Can You Grow Peanuts In The Garden Beds?
If you go to the southeast of the United States, there is no doubt that you will see many signs urging you to buy real southern grown peaches, pecans, oranges and peanuts from the next export. Although these delicious fruits and nuts may be the pride of the south, we people in the north can still grow some. That is to say, peanuts need a long and warm growing season, so those of us who have a cool climate need to plant them in garden beds to prolong the growing season.
Grow peanuts in containers

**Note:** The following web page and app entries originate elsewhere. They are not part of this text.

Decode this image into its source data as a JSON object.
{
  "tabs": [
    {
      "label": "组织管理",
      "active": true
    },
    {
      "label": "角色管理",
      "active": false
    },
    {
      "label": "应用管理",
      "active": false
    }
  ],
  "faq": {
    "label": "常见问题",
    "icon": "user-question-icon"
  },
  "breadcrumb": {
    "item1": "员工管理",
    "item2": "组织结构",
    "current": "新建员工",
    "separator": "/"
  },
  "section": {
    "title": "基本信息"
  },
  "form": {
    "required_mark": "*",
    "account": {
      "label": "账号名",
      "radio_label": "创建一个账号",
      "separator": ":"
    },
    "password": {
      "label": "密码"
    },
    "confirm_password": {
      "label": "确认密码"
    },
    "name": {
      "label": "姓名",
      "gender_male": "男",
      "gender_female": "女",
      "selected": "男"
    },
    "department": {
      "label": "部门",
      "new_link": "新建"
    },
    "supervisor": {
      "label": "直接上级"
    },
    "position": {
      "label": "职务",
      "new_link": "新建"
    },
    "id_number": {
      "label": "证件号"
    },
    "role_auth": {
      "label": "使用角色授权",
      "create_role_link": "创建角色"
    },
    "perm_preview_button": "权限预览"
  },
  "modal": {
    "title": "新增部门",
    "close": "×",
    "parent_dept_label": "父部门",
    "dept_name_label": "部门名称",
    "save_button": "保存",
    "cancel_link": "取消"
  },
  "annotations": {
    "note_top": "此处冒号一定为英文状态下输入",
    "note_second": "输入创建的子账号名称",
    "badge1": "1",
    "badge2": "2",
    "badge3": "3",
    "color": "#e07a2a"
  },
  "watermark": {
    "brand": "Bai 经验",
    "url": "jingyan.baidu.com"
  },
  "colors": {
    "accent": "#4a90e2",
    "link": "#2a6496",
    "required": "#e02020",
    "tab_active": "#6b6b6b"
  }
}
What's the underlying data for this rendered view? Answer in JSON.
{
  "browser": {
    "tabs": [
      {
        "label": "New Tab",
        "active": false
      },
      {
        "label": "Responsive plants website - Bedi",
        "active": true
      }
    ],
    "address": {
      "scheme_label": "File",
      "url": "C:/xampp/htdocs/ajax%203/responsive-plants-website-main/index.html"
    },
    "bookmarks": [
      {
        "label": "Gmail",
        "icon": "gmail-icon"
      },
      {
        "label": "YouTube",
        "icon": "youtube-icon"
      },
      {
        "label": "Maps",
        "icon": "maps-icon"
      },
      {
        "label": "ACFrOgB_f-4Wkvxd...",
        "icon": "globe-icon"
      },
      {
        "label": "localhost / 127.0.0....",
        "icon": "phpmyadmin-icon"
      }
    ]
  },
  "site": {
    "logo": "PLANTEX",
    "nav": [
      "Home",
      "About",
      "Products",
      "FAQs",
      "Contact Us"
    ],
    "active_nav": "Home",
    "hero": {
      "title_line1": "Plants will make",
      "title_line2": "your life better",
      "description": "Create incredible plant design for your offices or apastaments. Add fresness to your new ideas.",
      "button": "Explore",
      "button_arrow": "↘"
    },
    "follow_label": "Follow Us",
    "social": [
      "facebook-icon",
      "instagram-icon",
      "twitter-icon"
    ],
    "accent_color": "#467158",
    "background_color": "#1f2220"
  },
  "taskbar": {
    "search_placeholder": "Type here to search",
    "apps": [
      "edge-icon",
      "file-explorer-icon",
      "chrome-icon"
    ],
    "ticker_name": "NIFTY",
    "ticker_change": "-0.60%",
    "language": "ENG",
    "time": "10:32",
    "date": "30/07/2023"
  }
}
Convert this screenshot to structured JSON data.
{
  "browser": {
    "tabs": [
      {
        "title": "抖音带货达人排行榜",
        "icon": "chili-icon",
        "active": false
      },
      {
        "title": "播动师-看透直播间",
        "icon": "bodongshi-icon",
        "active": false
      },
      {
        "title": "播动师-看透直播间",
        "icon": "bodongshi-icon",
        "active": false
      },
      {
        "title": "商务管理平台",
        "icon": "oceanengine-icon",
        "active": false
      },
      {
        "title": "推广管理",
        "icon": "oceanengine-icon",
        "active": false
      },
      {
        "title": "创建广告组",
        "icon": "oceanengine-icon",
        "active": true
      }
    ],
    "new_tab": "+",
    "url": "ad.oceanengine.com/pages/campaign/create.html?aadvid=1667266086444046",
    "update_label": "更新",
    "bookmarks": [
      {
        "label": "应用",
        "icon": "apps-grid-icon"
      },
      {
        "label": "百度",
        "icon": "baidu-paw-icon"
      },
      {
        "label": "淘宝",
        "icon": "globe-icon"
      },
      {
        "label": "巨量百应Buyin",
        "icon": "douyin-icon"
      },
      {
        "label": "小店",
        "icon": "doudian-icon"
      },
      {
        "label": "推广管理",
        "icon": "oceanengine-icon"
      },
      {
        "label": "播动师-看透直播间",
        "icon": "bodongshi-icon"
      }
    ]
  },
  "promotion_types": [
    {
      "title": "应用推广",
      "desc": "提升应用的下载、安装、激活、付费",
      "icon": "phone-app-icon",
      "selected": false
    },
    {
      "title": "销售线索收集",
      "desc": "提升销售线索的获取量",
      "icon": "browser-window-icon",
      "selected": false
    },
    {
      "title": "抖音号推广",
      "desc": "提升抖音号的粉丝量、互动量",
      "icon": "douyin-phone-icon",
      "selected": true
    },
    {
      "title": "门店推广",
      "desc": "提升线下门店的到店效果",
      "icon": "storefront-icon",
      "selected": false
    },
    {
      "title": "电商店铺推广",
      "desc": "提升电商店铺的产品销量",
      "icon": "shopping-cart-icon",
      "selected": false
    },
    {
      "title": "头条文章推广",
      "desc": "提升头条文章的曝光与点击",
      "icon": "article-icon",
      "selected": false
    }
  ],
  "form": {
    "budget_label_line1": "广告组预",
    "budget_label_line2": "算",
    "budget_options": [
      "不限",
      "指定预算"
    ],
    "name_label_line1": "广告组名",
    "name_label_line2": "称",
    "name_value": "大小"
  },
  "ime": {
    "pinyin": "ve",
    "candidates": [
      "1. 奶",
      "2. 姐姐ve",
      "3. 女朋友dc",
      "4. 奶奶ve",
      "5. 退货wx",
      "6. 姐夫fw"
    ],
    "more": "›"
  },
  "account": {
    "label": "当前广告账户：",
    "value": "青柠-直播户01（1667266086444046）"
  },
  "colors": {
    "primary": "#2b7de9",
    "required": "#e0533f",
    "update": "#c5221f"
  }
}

Peanuts, scientifically known as Arachishypogaea, are hardy in 6 to 11 districts. They belong to the legume family and are classified as tropical plants. Because of this, many people in cool climates may think, "Can you grow peanuts in containers? Yes, but they do have certain requirements.
As tropical plants, they thrive in hot, humid, sunny and humid but well drained soil. These growing needs should be considered before attempting to grow peanut plants in containers.
When grown from seeds, peanuts need at least 100 frost free days to mature. They also need a constant soil temperature of 70 to 80 degrees Fahrenheit (21-27 degrees Celsius) to germinate. In the north, it is necessary to start planting peanut seeds indoors, at least one month before the last frost date. If the weather is cool, you need to continue planting peanuts indoors.
There are four main types of peanuts that can be used as seeds:
Virginia peanuts produce large nuts that are perfect for baking.
The Spanish peanut is the smallest nut, usually used in nut mixtures.
Runner peanuts have medium sized nuts and are the most commonly used variety of peanut butter.
Valencia peanuts are the sweetest with bright red skin.
Peanut seeds can be purchased online or in the garden center. They are actually just peanuts, still in the shell. Peanuts should be kept in their shells until you are ready to plant them. When planting, they are shelled and the nuts are planted in seedling trays 1 to 2 inches (2.5-5 cm) deep and 4 to 6 inches (10-15 cm) apart. After the plants have sprouted and reached a height of about 1 to 2 inches (2.5-5 cm), you can carefully transplant them into larger pots.
How to plant peanut plants in raised garden beds
The process of peanut plant care in the flowerpot is very similar to that of potato planting. Soil or organic material is deposited around the two plants as they grow, so that they will produce more and better fruit. Because of this, container grown peanuts should be planted in garden beds that are more than one foot (30.5 cm) deep.
Usually, about five to seven weeks after germination, peanut plants will form small yellow flowers that look like sweet pea flowers. After the flowers wither, the plants will produce tendrils, called nails, which will grow to the soil. It is allowed to do so, and then the organic material is piled around the plant. Repeat this "climbing" every time the plant reaches a height of 7 to 10 inches (18-25.5 cm). A peanut plant can produce 1 to 3 pounds (0.5 to 1.5 kilograms) of peanuts, depending on how high you can climb it. The depth of container grown peanuts may be limited.
Organic materials provide sufficient nutrition for peanut plants, but once they bloom, you can feed them with high potassium and high phosphorus fertilizers. Legumes do not need nitrogen.
Peanut plants are ready to harvest within 90 to 150 days after germination, when the leaves turn yellow and wither. Peanuts are very nutritious, with high protein content, as well as vitamin B, copper, zinc and manganese.